…wait, a BASKETBALL stadium? That makes no sense, what is up with this Kovacs guy… could he be… EVIL!?!?!
Yep, he’s evil. An alien! In fact, he was the one doing the test at the beginning. Such treachery! Taking the form of a mayor’s aide and plotting the downfall of humanity without even having the honor to show your face!
Oh, right, the Shortstop Squad. Out on a scouting mission around Coast City searching for the monster, A-Rod (wearing a jetpack) sees the creature, and, what do you know? It’s heading towards Coast City! Shortstop Squad…. ASSEEEEEEEMMMMMBBBBLE!
Cal Ripken, ever the fearless leader, gives out the plan of attack after telling A-Rod why the “Grounder” is able to fly without them:
One may think it’s weird that Cal would have the two young guns go fight the monster while Larkin and himself would do crowd control. You, however, are foolish. After all, this is Cal Ripken. All he’d have to do to get a crowd away from the monster would be to land on the other side of town and start signing autographs. Then, well, the crowd would all go to him, away from the monster. Now, that’s not what the comic shows, but I’m pretty sure how it actually would go down.
Also, this is SHORTSTOP SQUAD, so your logical complaints are irrelevant!
Although, come to think of it, that plan wouldn’t have required Larkin, so he could have been sent to fight the monster, because Jeter and A-Rod don’t do so well. Their grand plan, it turns out, is to shoot the monster with a anesthetic tranquilizer spear.
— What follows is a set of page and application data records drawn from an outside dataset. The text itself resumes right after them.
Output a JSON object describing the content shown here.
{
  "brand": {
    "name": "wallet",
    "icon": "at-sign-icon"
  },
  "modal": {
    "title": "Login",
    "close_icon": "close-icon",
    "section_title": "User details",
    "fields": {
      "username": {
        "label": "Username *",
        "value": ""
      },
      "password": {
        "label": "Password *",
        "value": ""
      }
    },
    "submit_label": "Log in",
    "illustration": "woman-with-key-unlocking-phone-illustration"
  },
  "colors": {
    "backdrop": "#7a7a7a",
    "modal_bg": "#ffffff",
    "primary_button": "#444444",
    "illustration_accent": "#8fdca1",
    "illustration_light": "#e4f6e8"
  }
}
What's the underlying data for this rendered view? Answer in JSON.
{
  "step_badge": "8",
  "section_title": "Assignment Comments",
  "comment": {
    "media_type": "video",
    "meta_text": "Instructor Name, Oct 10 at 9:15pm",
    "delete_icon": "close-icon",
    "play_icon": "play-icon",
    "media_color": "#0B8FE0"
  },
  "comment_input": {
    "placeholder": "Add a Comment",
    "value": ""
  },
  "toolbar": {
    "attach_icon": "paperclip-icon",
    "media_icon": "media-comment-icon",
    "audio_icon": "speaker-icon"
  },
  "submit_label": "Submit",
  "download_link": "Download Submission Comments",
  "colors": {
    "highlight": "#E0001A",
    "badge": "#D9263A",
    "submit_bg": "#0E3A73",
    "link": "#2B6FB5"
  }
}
Not surprisingly, this does nothing. Also, the monster swats A-Rod through a building or two:
This is but the beginning of a good few pages where the Shortstop Squad gets beaten up, as all heroes in such an epic story must be. Without these set-backs, their eventual victory is nowhere near as sweet. The creators of Shortstop Squad clearly knew this, as not long after A-Rod gets clobbered and an attempt to rope up the monster fails, the Shortstop Squad finds itself in it’s darkest hour. The “Grounder” is going down, the monster is about to eat Derek Jeter, and Alex Rodriguez is nowhere to be seen.
But wait! It’s always darkest before the dawn! And the dawn does come, as Alex Rodriguez comes to the rescue! He flies in, shouts “ENOUGH!”, and begins to attack the beast:
What’s that, you don’t see A-Rod?
There he is, up in the top right, letting out his battle cry:
Now, to be fair, it’s revealed in the next page that this is A-Rod ripping off the mind-control transmitter and not simply trying to hit the monster with a block. But, well, this is SHORTSTOP SQUAD, so your logical complaints are irrelevant!
With the creature now sedate due to the removal of the mind control device, the story must wind down, like all great stories must. But, wait, what about Kovacs!?!?!
Well, Larkin uses some gadget and pinpoints where Kovacs is, just in time for Cal Ripken to parachute from the sky and land on his car, stopping him!
Alas, Kovacs then uses an alien gadget to escape, never to be seen again. The general in charge of Shortstop Squad chews out the mayor, and then, as required with all great stories, the heroes must return home, back to their ordinary lives.
In this case, it involves the team playing a charity game. But the image of that is boring (although it does involve Cal Ripken inexplicably pitching), so I’ll post this image from the back of the story instead:
Okay, anyway, now that you’ve seen Jeter rock-climbing, Cal Ripken talking on Gordon Gecko’s phone, Barry Larkin with a jetpack and A-Rod in a wetsuit, it’s time to finish this up. And, like all great epics, Shortstop Squad leaves certain threads open, to be picked up by future scribes. And in this case, that thread is Kovacs, who speaks again to his overlord, making this chilling vow:
Prologue: “Rockets on the Mound” (short story)
20. Shortstop Squad (YOU ARE HERE)